If you're a person who sings, and sings seriously - I'm thinking about choirs and the like, including in church - you MAY know the piece of music I'm talking about today.
It's not easy to sing - I know, because I've tried it once or twice and it was beyond me.
But it's a glorious piece, actually more of an experience I would say, rather than just a 'sing'
And it was on this day - April 13th - in 1742 that Handel's 'Messiah' was first performed in Dublin!
George Frideric Handel was a German born composer who had trained and worked in Germany and Italy before moving to England in 1712. His reputation was built on compositions of Italian opera but as public tastes began to change, he adapted. In 1727 Handel became a naturalised British subject and by the 1730s he began producing English oratorios.
Research tells me that Messiah was actually Handel's sixth oratorio in English and although it apparently had a rather low key debut, it was immediately popular. About a year after the Irish first night, Messiah was premiered in London, a gala performance attended by royalty. And apparently King George was so moved by the rendition of the “Hallelujah Chorus” that he rose from his seat. The audience also took to their feet and for the past 270-plus years, audiences have continued to do the same. Over the centuries it has become one of the best known, most popular and most frequently performed choral works in Western music.
But what I didn't realise until I started researching was that it was written at a time when Handel's health and reputation was failing. He was an opera man and that genre had begun to become less popular. He felt his work had become rather jaded and he was struggling, but he was a deeply religious man and he turned to the Bible for inspiration. And that's when he was re-energised and he started to produce some amazing works!

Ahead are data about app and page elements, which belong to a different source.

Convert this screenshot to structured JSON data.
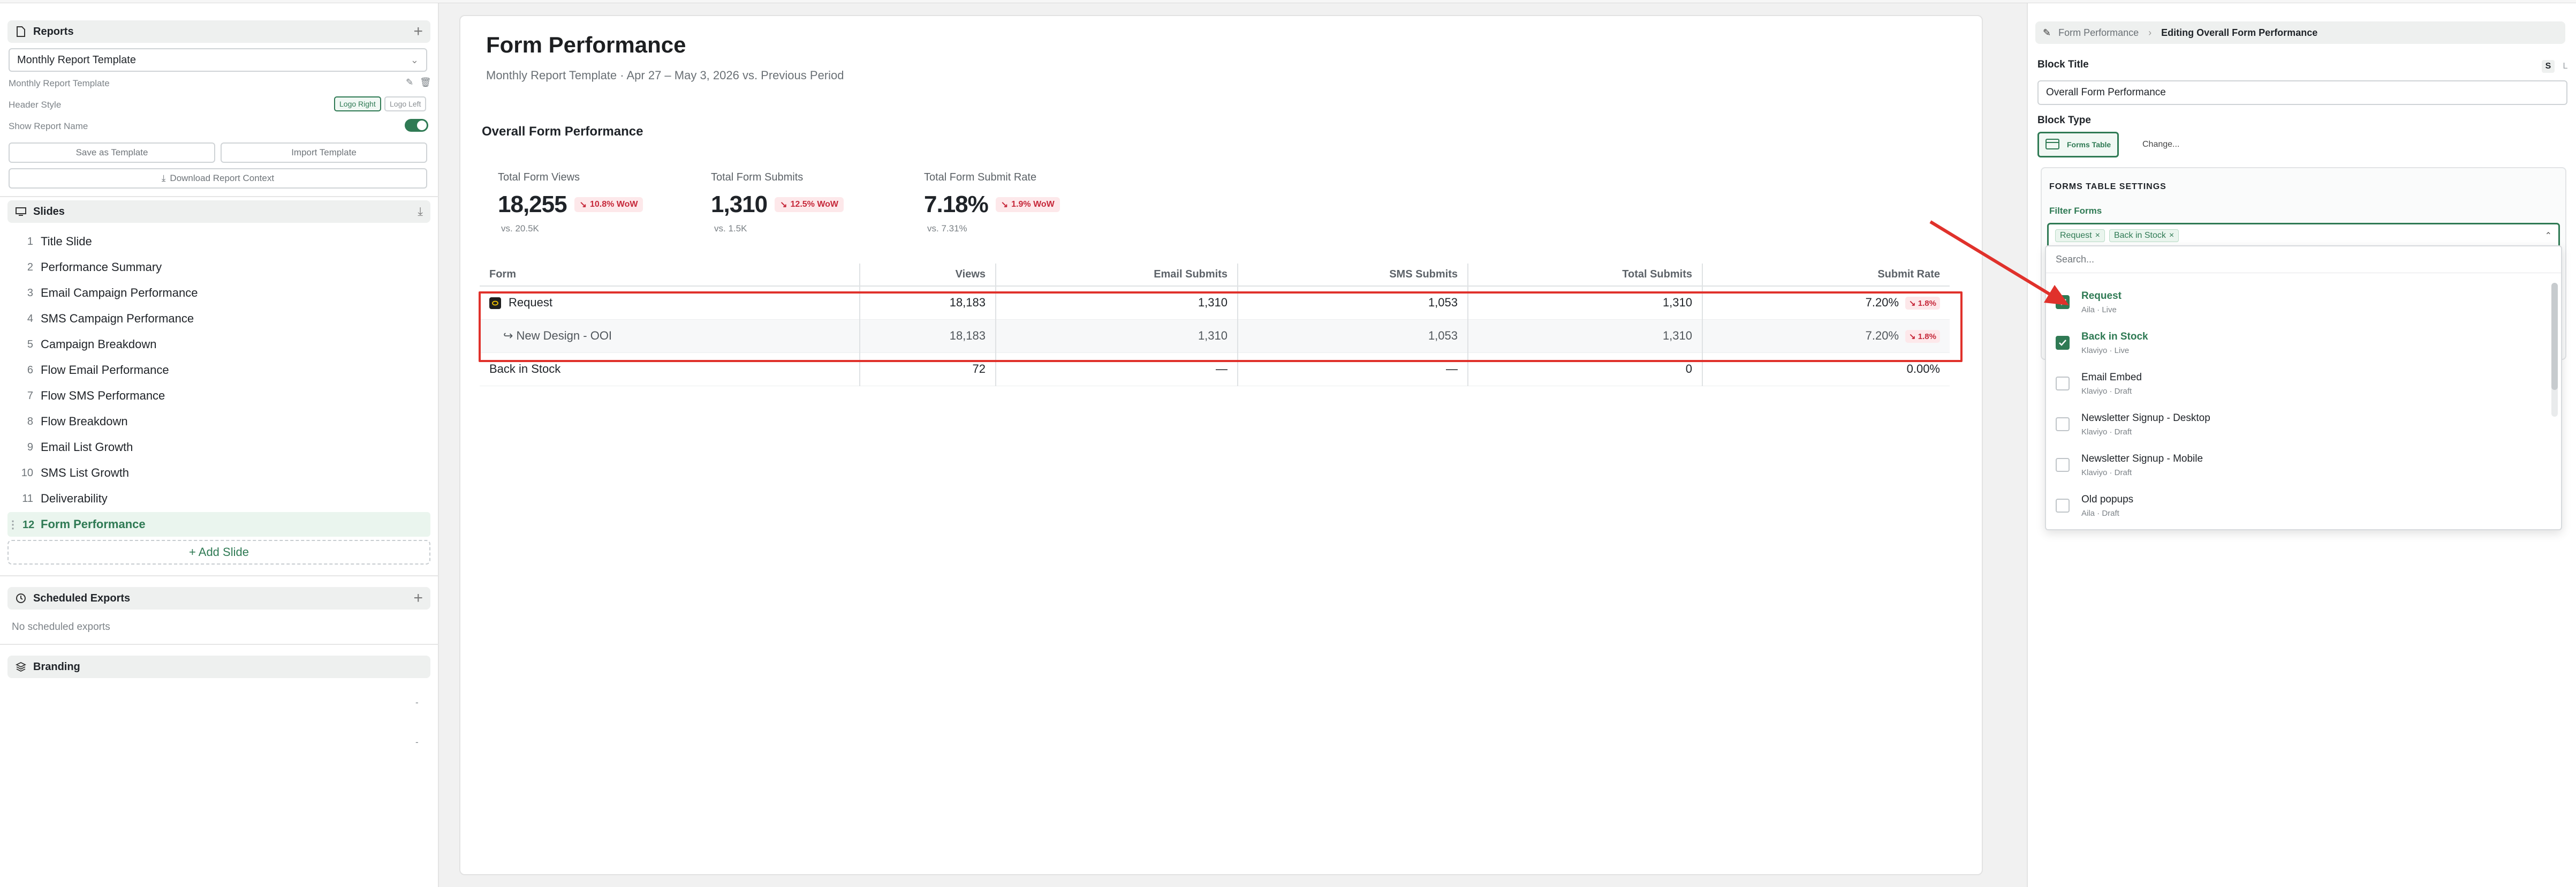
{
  "left": {
    "reports": {
      "title": "Reports",
      "selected": "Monthly Report Template",
      "name_line": "Monthly Report Template",
      "header_style_label": "Header Style",
      "logo_right": "Logo Right",
      "logo_left": "Logo Left",
      "show_name_label": "Show Report Name",
      "save_template": "Save as Template",
      "import_template": "Import Template",
      "download_context": "Download Report Context"
    },
    "slides": {
      "title": "Slides",
      "add": "+ Add Slide",
      "items": [
        {
          "num": "1",
          "label": "Title Slide"
        },
        {
          "num": "2",
          "label": "Performance Summary"
        },
        {
          "num": "3",
          "label": "Email Campaign Performance"
        },
        {
          "num": "4",
          "label": "SMS Campaign Performance"
        },
        {
          "num": "5",
          "label": "Campaign Breakdown"
        },
        {
          "num": "6",
          "label": "Flow Email Performance"
        },
        {
          "num": "7",
          "label": "Flow SMS Performance"
        },
        {
          "num": "8",
          "label": "Flow Breakdown"
        },
        {
          "num": "9",
          "label": "Email List Growth"
        },
        {
          "num": "10",
          "label": "SMS List Growth"
        },
        {
          "num": "11",
          "label": "Deliverability"
        },
        {
          "num": "12",
          "label": "Form Performance"
        }
      ]
    },
    "scheduled": {
      "title": "Scheduled Exports",
      "empty": "No scheduled exports"
    },
    "branding": {
      "title": "Branding",
      "dash1": "-",
      "dash2": "-"
    }
  },
  "main": {
    "title": "Form Performance",
    "subtitle": "Monthly Report Template  ·  Apr 27 – May 3, 2026 vs. Previous Period",
    "block_title": "Overall Form Performance",
    "metrics": [
      {
        "label": "Total Form Views",
        "value": "18,255",
        "change": "10.8% WoW",
        "vs": "vs. 20.5K"
      },
      {
        "label": "Total Form Submits",
        "value": "1,310",
        "change": "12.5% WoW",
        "vs": "vs. 1.5K"
      },
      {
        "label": "Total Form Submit Rate",
        "value": "7.18%",
        "change": "1.9% WoW",
        "vs": "vs. 7.31%"
      }
    ],
    "table": {
      "headers": [
        "Form",
        "Views",
        "Email Submits",
        "SMS Submits",
        "Total Submits",
        "Submit Rate"
      ],
      "rows": [
        {
          "form": "Request",
          "views": "18,183",
          "email": "1,310",
          "sms": "1,053",
          "total": "1,310",
          "rate": "7.20%",
          "rate_change": "1.8%"
        },
        {
          "form": "↪  New Design - OOI",
          "views": "18,183",
          "email": "1,310",
          "sms": "1,053",
          "total": "1,310",
          "rate": "7.20%",
          "rate_change": "1.8%"
        },
        {
          "form": "Back in Stock",
          "views": "72",
          "email": "—",
          "sms": "—",
          "total": "0",
          "rate": "0.00%"
        }
      ]
    }
  },
  "right": {
    "crumb_parent": "Form Performance",
    "crumb_current": "Editing Overall Form Performance",
    "block_title_label": "Block Title",
    "block_title_value": "Overall Form Performance",
    "size_s": "S",
    "size_l": "L",
    "block_type_label": "Block Type",
    "block_type_value": "Forms Table",
    "change": "Change...",
    "settings_title": "FORMS TABLE SETTINGS",
    "filter_label": "Filter Forms",
    "chips": [
      "Request",
      "Back in Stock"
    ],
    "search_placeholder": "Search...",
    "options": [
      {
        "name": "Request",
        "sub": "Aila · Live",
        "checked": true
      },
      {
        "name": "Back in Stock",
        "sub": "Klaviyo · Live",
        "checked": true
      },
      {
        "name": "Email Embed",
        "sub": "Klaviyo · Draft",
        "checked": false
      },
      {
        "name": "Newsletter Signup - Desktop",
        "sub": "Klaviyo · Draft",
        "checked": false
      },
      {
        "name": "Newsletter Signup - Mobile",
        "sub": "Klaviyo · Draft",
        "checked": false
      },
      {
        "name": "Old popups",
        "sub": "Aila · Draft",
        "checked": false
      }
    ]
  },
  "colors": {
    "accent": "#2f7a54",
    "danger": "#c6283a",
    "highlight": "#e0312b"
  }
}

Messiah is all about life, death and resurrection of Jesus Christ - the 'Messiah' being the saviour of humankind who is first mentioned in ancient Jewish scripture. Christians believe Jesus is the 'Messiah'.
Handel was so inspired that he apparently finished Part I of the piece (the birth of the Messiah and the Old Testament prophecies) in only six days. He composed Part II (the passion, death, resurrection and ascension of Jesus) in nine days. Part III ( which charts the promise of redemption, the day of judgement and the resurrection which ends with the final victory over death for all those who believe) was completed in just six days. The orchestration took Handel only a few days more which means that in total, the whole composition took less than 25 days. Astonishing!
Handel's music is set to words compiled by Charles Jennens who drew from the King James Bible, and from the Coverdale Psalter, the version of the Psalms included with the Book of Common Prayer. The 'libretto' is apparently not designed to dramatise the life and teachings of Jesus, but to acclaim the "Mystery of Godliness", and anyone who has sung or heard Messiah will be aware not just of the wonderful music but also of the spiritual impact it can have on a soul!
Handel continued to write religious music and to perform until, at the age of 74, he collapsed while conducting a performance of Messiah. At that time, as he was laid in bed he allegedly said “I should like to die on Good Friday.”
That wasn't to be, although he did die on a Holy Saturday - April 14th, 1759. That anniversary is tomorrow! Handel’s grave is in Westminster Abbey in London and it's marked by a statue of him with a score of Messiah opened on the table. The page that is visible is, “I Know That My Redeemer Liveth.”
But today I'm going to share perhaps the most familiar piece of music from Messiah and it's the piece that brought a king to his feet. And it's still attracting crowds ... as this 'flash mob' by the Jacksonville Symphony Chorus in the USA proves.
I love this and as I watch it I wonder if all those singing are actually members of the Chorus, or whether because the piece is so well known some people just started singing along?
I think Handel would have loved it.